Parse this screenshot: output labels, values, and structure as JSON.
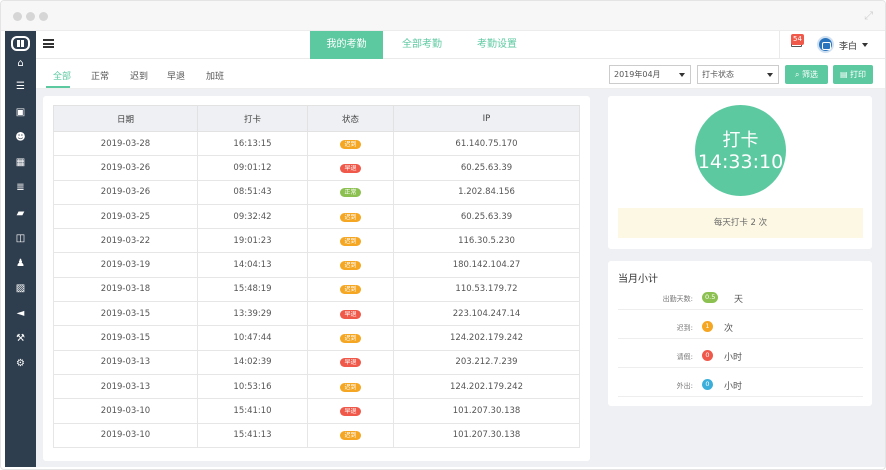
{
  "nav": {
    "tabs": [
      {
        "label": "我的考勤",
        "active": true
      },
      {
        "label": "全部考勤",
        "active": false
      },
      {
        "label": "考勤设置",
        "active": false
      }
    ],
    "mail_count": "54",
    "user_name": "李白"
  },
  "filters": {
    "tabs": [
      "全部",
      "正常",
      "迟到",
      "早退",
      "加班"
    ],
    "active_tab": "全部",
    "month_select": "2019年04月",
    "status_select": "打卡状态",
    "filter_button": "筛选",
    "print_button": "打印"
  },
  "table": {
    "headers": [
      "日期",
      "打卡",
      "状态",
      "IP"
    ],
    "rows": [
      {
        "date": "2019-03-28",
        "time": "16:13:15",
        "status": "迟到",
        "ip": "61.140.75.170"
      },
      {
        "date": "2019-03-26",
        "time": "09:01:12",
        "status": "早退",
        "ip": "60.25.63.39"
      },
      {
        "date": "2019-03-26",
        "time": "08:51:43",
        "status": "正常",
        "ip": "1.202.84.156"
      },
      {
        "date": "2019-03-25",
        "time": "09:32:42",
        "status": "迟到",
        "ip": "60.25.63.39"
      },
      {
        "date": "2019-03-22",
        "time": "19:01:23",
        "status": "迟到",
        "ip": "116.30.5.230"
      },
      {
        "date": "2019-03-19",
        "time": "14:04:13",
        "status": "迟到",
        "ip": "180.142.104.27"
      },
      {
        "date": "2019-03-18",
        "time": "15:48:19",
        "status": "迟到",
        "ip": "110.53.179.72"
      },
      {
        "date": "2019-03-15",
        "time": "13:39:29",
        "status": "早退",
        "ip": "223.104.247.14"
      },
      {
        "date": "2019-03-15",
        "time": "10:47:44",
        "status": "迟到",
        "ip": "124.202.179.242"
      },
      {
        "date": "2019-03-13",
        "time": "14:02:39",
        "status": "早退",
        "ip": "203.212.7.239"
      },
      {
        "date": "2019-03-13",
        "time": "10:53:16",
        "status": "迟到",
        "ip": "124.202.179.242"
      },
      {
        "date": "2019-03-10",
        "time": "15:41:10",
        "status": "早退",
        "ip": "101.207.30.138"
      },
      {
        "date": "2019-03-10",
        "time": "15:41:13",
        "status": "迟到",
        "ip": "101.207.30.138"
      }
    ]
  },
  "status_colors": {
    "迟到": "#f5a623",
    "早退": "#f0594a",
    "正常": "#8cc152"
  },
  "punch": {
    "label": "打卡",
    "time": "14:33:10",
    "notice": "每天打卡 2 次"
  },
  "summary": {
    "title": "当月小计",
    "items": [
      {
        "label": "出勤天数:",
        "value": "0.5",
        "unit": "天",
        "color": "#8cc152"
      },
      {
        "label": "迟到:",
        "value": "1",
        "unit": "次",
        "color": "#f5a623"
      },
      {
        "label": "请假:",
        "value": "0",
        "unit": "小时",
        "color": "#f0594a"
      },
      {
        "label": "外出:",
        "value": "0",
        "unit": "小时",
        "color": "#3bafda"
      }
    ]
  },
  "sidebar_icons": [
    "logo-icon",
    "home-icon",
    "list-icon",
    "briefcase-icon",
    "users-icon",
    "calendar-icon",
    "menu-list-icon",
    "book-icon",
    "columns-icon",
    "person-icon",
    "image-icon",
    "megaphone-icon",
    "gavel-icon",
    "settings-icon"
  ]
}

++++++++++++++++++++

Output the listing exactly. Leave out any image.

**WRITTEN ANSWER**.
Parse this screenshot: output labels, values, and structure as JSON.
{
  "nav": {
    "tabs": [
      {
        "label": "我的考勤",
        "active": true
      },
      {
        "label": "全部考勤",
        "active": false
      },
      {
        "label": "考勤设置",
        "active": false
      }
    ],
    "mail_count": "54",
    "user_name": "李白"
  },
  "filters": {
    "tabs": [
      "全部",
      "正常",
      "迟到",
      "早退",
      "加班"
    ],
    "active_tab": "全部",
    "month_select": "2019年04月",
    "status_select": "打卡状态",
    "filter_button": "筛选",
    "print_button": "打印"
  },
  "table": {
    "headers": [
      "日期",
      "打卡",
      "状态",
      "IP"
    ],
    "rows": [
      {
        "date": "2019-03-28",
        "time": "16:13:15",
        "status": "迟到",
        "ip": "61.140.75.170"
      },
      {
        "date": "2019-03-26",
        "time": "09:01:12",
        "status": "早退",
        "ip": "60.25.63.39"
      },
      {
        "date": "2019-03-26",
        "time": "08:51:43",
        "status": "正常",
        "ip": "1.202.84.156"
      },
      {
        "date": "2019-03-25",
        "time": "09:32:42",
        "status": "迟到",
        "ip": "60.25.63.39"
      },
      {
        "date": "2019-03-22",
        "time": "19:01:23",
        "status": "迟到",
        "ip": "116.30.5.230"
      },
      {
        "date": "2019-03-19",
        "time": "14:04:13",
        "status": "迟到",
        "ip": "180.142.104.27"
      },
      {
        "date": "2019-03-18",
        "time": "15:48:19",
        "status": "迟到",
        "ip": "110.53.179.72"
      },
      {
        "date": "2019-03-15",
        "time": "13:39:29",
        "status": "早退",
        "ip": "223.104.247.14"
      },
      {
        "date": "2019-03-15",
        "time": "10:47:44",
        "status": "迟到",
        "ip": "124.202.179.242"
      },
      {
        "date": "2019-03-13",
        "time": "14:02:39",
        "status": "早退",
        "ip": "203.212.7.239"
      },
      {
        "date": "2019-03-13",
        "time": "10:53:16",
        "status": "迟到",
        "ip": "124.202.179.242"
      },
      {
        "date": "2019-03-10",
        "time": "15:41:10",
        "status": "早退",
        "ip": "101.207.30.138"
      },
      {
        "date": "2019-03-10",
        "time": "15:41:13",
        "status": "迟到",
        "ip": "101.207.30.138"
      }
    ]
  },
  "status_colors": {
    "迟到": "#f5a623",
    "早退": "#f0594a",
    "正常": "#8cc152"
  },
  "punch": {
    "label": "打卡",
    "time": "14:33:10",
    "notice": "每天打卡 2 次"
  },
  "summary": {
    "title": "当月小计",
    "items": [
      {
        "label": "出勤天数:",
        "value": "0.5",
        "unit": "天",
        "color": "#8cc152"
      },
      {
        "label": "迟到:",
        "value": "1",
        "unit": "次",
        "color": "#f5a623"
      },
      {
        "label": "请假:",
        "value": "0",
        "unit": "小时",
        "color": "#f0594a"
      },
      {
        "label": "外出:",
        "value": "0",
        "unit": "小时",
        "color": "#3bafda"
      }
    ]
  },
  "sidebar_icons": [
    "logo-icon",
    "home-icon",
    "list-icon",
    "briefcase-icon",
    "users-icon",
    "calendar-icon",
    "menu-list-icon",
    "book-icon",
    "columns-icon",
    "person-icon",
    "image-icon",
    "megaphone-icon",
    "gavel-icon",
    "settings-icon"
  ]
}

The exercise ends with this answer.